What does this all mean? While traditional department stores such as JC Penny and Lord & Taylor may indeed be facing turbulent times, the demand for brick-and-mortar retail does exist. It has, however, evolved into a desire for unique, curated experiences.
Curated experiences are only one way brands today are disrupting the retail landscape. Bluemercury, a leading luxury beauty retailer whose CEO and co-founder Marla Beck was the keynote speaker at the conference, has become a disrupter by rethinking the way firms classify their employees. Rather than being a part of the traditional, hourly retail workforce, Bluemercury employees are full-time workers with benefits. Beck believes that this has undoubtedly been a strategic advantage for her company, as it has enabled a truly customer-centric mindset to permeate company culture. By having employees be full-timers, Bluemercury has been able to maximize return on institutional knowledge, as employees remain with the company for longer. This enables employees at each location to build better long-term relationships with their customers, getting to know why they buy the products they buy, and creating a better overall experience for the customers. This then leads to more repeat customers, and better customer outcomes.

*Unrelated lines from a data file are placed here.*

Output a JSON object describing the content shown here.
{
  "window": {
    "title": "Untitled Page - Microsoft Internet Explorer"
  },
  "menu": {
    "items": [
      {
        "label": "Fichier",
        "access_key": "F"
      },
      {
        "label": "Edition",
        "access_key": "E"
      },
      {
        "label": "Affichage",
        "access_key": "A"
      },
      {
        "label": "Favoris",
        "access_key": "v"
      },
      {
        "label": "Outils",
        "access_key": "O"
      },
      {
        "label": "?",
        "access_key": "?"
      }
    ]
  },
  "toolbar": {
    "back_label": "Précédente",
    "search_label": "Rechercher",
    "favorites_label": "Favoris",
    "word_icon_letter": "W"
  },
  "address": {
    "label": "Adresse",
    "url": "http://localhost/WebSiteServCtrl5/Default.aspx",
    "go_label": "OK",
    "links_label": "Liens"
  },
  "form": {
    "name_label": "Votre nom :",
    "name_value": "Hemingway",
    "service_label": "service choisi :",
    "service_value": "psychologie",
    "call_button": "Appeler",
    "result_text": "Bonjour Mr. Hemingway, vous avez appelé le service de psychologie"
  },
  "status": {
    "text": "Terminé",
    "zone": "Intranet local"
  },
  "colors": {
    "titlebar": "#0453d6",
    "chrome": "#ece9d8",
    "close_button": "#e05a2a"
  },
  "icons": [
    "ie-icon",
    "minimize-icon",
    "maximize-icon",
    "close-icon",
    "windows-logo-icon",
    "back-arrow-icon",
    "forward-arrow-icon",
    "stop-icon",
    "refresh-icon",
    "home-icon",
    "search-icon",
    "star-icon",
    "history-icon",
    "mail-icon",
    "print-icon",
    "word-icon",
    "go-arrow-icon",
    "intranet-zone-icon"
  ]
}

During the “Industry Disruptors” panel, social media was referenced time and time again by panelists as another way for brands to connect with customers. By partnering with social media influencers such as the Kardashians, emerging brands have been able to quickly and efficiently reach a large number of potential customers. Social media is also a way for brands to highlight their social and sustainable initiatives, which is becoming a more powerful way to differentiate themselves in today’s marketplace.
The Retail Industry Leaders Association defines sustainability as “creating financial value while protecting the environment and generating social value, both within operations and along supply chains.” While retailers’ sustainability programs vary widely, the “Social and Sustainable Initiatives” panel during the conference put the spotlight on companies such as The RealReal, Eileen Fisher, and Repeat Roses, who are all leading the way with their sustainable initiatives.
The RealReal, for instance, has built their business around a luxury consignment model, where consumers can find 100 percent authentic luxury products that are being resold. This not only opens up the world of luxury goods to new demographics, but also prolongs the lifespan of the luxury attire.
Eileen Fisher has taken another approach, focusing on reusing otherwise beyond repair fabrics and garments rather than throwing them away. Repeat Roses takes a similar idea and focuses on finding secondary homes for flowers used in weddings and other large-scale events rather than simply throwing them away.
These companies, and many others, have found that sustainable practices are not only good for society and the environment but that they offer new and innovative ways to strategically differentiate the brand while turning a profit. The retail space has undoubtedly undergone a turbulent few years, but that turbulence does not signal the industry’s deathknell. As the panelists, speakers, and attendees of the 12th Annual Luxury and Retail Conference showed, it is not an apocalypse but instead, an evolution in the way we think about and manage luxury and retail.